Your answer should consist of each line below that contains the string "kind".

Dataset rows describing interfaces
########################################

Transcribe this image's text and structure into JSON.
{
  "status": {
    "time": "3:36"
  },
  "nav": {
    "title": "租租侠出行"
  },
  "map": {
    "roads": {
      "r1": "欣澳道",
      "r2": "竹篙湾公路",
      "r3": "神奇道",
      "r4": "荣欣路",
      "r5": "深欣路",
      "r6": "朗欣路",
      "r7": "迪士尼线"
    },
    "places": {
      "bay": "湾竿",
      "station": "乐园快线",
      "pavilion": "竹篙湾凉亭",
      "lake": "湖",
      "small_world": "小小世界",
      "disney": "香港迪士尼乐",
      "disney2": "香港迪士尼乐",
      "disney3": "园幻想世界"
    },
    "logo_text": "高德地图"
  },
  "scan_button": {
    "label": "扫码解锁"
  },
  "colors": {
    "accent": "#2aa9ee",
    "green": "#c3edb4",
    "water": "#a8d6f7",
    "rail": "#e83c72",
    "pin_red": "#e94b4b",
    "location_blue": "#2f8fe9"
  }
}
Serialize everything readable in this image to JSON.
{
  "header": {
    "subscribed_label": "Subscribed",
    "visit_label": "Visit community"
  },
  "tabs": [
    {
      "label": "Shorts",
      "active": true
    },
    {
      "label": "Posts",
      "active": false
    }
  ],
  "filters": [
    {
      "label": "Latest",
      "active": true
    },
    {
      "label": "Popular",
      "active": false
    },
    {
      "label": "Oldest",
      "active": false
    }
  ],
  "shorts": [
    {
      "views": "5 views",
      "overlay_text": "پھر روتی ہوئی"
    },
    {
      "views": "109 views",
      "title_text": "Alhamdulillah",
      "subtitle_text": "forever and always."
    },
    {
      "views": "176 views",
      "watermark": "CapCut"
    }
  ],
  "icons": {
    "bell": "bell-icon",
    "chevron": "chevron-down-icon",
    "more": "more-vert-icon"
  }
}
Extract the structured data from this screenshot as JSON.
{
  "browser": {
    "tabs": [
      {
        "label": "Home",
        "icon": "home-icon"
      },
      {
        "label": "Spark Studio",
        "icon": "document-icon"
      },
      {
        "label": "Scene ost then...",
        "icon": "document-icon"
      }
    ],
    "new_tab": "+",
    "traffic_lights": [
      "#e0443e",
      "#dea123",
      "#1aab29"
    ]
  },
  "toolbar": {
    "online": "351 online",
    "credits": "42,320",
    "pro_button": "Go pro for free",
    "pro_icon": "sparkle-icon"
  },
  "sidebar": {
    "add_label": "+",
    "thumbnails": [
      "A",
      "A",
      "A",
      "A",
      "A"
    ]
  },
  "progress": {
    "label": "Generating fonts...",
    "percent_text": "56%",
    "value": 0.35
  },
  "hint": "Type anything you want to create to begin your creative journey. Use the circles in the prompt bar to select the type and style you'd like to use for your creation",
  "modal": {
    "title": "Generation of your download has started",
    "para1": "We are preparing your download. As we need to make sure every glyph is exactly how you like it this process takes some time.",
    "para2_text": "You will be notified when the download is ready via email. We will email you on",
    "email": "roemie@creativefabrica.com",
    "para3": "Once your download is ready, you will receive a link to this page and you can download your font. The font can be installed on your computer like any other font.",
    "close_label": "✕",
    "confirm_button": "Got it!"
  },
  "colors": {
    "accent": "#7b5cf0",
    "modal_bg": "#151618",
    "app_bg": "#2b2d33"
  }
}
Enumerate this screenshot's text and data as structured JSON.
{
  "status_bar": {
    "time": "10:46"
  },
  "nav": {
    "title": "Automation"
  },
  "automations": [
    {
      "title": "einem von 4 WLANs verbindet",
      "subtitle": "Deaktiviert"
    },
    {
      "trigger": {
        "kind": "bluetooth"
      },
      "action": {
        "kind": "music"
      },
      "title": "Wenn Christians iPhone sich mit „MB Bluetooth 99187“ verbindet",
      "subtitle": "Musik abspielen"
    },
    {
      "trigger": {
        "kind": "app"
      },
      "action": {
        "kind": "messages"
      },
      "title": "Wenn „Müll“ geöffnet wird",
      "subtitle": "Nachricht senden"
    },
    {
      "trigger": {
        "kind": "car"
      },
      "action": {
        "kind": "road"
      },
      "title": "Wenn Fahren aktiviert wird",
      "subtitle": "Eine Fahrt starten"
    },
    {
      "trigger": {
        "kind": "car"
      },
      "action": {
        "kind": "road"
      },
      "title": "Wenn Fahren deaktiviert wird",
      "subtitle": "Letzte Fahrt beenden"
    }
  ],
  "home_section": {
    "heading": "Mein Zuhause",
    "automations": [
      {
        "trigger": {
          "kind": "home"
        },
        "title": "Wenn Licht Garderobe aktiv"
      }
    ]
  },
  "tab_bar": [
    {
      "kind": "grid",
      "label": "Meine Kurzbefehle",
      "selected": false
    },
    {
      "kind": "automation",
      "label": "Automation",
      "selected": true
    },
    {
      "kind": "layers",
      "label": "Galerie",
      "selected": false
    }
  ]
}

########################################

## The completed task
        "kind": "bluetooth"
        "kind": "music"
        "kind": "app"
        "kind": "messages"
        "kind": "car"
        "kind": "road"
        "kind": "car"
        "kind": "road"
          "kind": "home"
      "kind": "grid",
      "kind": "automation",
      "kind": "layers",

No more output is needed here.